TASK DETAILS :: Copy each line below in which the string "Documents" appears.

PROVIDED RECORDS below:

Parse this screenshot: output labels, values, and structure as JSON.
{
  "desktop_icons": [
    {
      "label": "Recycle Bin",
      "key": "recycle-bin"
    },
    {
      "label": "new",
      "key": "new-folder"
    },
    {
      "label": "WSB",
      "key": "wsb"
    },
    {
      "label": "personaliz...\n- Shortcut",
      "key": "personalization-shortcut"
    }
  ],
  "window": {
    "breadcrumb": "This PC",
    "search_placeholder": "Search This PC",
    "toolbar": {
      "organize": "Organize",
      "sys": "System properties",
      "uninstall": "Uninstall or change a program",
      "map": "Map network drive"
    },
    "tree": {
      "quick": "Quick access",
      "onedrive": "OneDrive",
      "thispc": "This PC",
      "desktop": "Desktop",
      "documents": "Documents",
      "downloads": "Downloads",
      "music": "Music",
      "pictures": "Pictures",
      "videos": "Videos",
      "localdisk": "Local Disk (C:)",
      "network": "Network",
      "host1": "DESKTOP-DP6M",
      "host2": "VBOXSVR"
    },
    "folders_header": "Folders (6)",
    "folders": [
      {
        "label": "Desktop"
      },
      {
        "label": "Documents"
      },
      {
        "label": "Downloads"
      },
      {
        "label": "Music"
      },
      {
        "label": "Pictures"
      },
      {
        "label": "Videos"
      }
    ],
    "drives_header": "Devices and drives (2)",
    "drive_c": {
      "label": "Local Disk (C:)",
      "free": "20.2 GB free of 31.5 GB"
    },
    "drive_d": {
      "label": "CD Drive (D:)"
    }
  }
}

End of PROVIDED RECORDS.
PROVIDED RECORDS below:

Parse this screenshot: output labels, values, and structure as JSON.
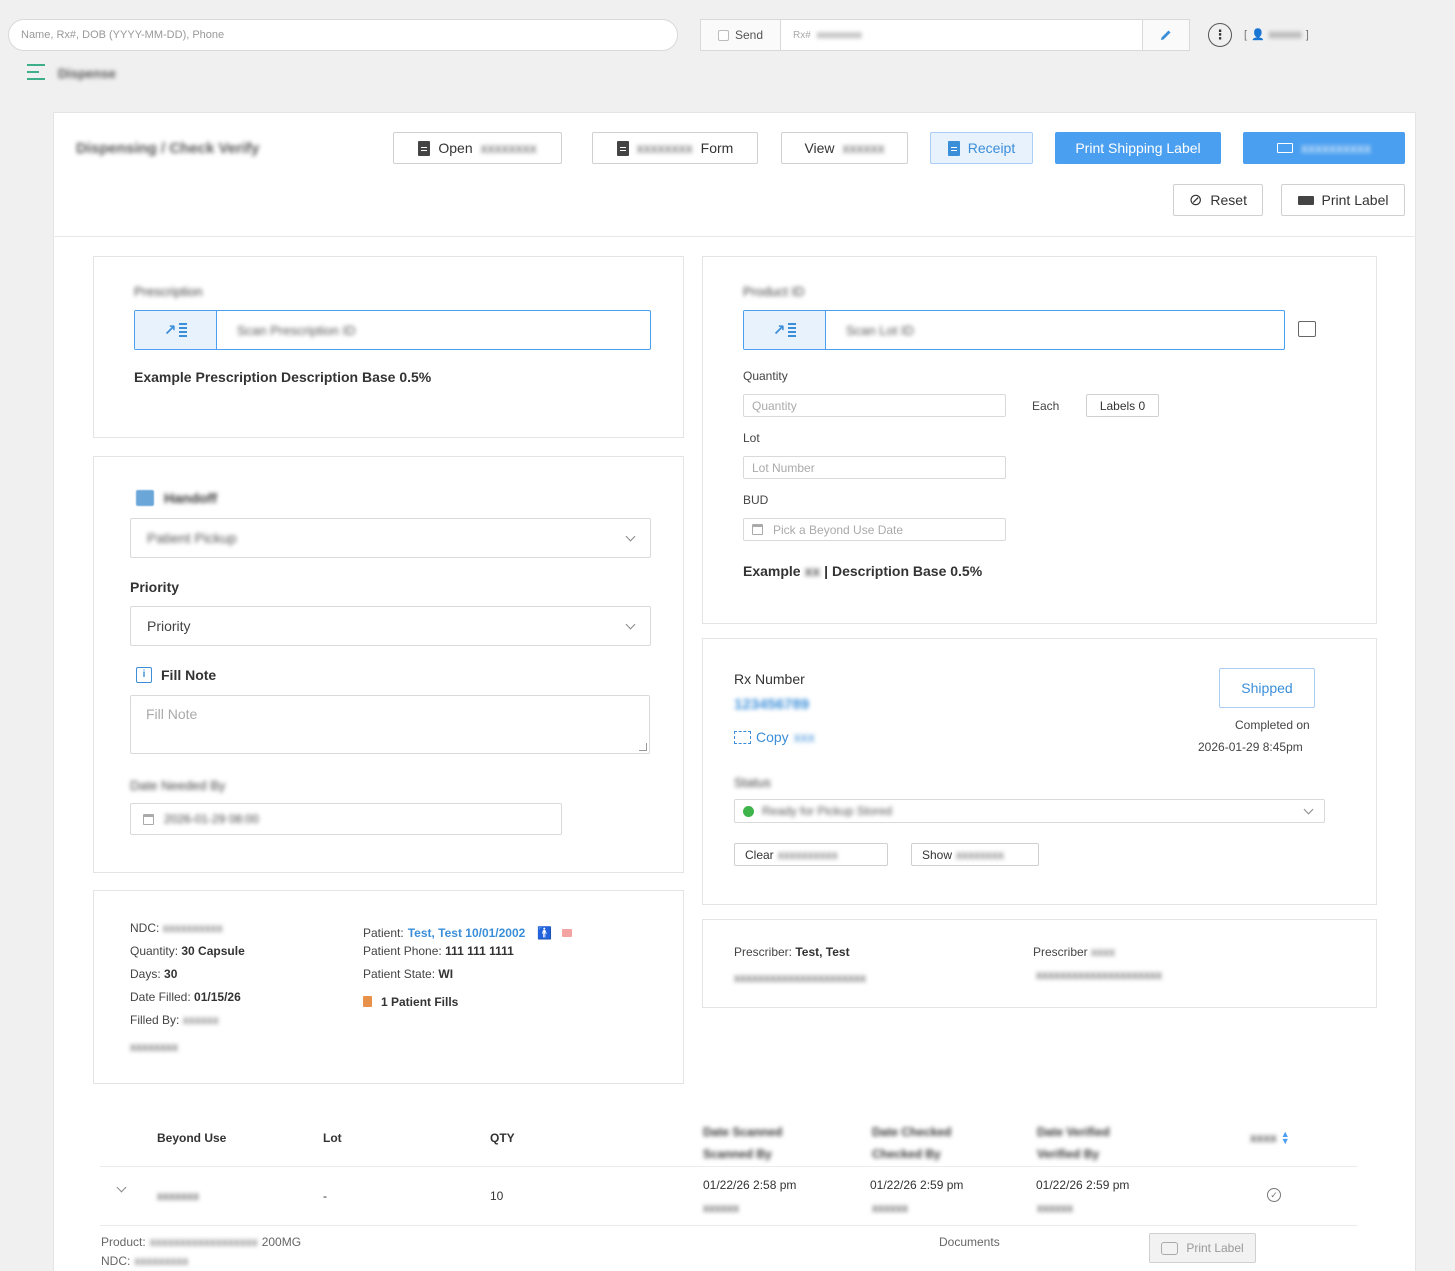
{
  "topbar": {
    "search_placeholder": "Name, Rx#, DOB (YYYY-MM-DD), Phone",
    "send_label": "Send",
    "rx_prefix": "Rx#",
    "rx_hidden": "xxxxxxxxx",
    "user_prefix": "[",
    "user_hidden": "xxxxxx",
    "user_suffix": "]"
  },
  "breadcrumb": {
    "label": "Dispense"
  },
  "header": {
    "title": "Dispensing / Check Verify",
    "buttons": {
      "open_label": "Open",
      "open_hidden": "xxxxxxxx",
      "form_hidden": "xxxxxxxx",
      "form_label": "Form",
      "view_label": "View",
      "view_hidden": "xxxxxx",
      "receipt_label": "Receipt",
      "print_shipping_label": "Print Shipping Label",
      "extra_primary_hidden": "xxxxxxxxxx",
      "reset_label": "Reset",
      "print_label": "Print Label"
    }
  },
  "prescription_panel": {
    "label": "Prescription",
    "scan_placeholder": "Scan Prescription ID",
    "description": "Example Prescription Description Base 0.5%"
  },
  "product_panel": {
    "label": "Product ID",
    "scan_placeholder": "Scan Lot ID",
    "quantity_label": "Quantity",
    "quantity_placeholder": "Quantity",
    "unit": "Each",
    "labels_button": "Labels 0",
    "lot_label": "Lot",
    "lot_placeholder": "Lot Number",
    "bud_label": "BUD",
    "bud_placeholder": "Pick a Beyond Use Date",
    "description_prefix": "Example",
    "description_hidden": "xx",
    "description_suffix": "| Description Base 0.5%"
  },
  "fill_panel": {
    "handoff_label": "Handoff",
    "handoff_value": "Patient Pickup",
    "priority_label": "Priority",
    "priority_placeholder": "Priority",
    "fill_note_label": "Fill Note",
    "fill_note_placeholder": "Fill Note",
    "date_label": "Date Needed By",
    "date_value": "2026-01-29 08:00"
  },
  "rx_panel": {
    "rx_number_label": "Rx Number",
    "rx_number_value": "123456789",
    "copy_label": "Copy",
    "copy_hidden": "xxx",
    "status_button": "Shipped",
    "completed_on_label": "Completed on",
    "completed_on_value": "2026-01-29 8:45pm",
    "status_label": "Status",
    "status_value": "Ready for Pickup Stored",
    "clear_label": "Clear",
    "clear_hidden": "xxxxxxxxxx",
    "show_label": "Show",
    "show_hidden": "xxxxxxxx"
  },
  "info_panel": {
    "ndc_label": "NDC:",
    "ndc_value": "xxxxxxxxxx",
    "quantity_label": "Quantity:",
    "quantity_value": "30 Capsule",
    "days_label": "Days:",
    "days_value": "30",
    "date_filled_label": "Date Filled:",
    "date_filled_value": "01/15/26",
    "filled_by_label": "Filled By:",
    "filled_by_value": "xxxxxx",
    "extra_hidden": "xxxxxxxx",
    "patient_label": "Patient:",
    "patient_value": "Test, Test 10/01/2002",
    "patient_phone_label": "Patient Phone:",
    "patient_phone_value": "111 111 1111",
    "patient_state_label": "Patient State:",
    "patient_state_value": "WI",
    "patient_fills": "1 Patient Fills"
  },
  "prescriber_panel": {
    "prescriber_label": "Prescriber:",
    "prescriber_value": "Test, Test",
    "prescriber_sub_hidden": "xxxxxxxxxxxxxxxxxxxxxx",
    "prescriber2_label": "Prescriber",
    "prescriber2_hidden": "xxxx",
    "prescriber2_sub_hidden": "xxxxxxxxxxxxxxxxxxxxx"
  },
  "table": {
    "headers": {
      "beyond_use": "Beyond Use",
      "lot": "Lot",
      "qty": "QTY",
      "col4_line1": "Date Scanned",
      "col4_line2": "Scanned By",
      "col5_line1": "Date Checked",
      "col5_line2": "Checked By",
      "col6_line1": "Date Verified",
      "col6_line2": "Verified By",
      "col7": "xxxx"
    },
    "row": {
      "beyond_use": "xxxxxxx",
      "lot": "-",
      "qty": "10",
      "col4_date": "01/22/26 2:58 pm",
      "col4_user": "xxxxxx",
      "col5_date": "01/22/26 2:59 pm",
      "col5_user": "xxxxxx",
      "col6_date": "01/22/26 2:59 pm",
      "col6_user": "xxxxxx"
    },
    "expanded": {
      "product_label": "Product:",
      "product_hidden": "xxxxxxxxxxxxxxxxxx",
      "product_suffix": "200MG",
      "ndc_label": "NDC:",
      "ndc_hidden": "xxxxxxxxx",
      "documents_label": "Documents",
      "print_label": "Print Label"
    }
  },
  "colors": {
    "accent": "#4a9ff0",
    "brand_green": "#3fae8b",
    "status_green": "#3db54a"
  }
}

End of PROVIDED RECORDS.

EXERCISE ANSWER ::
      "documents": "Documents",
        "label": "Documents"
      "documents_label": "Documents",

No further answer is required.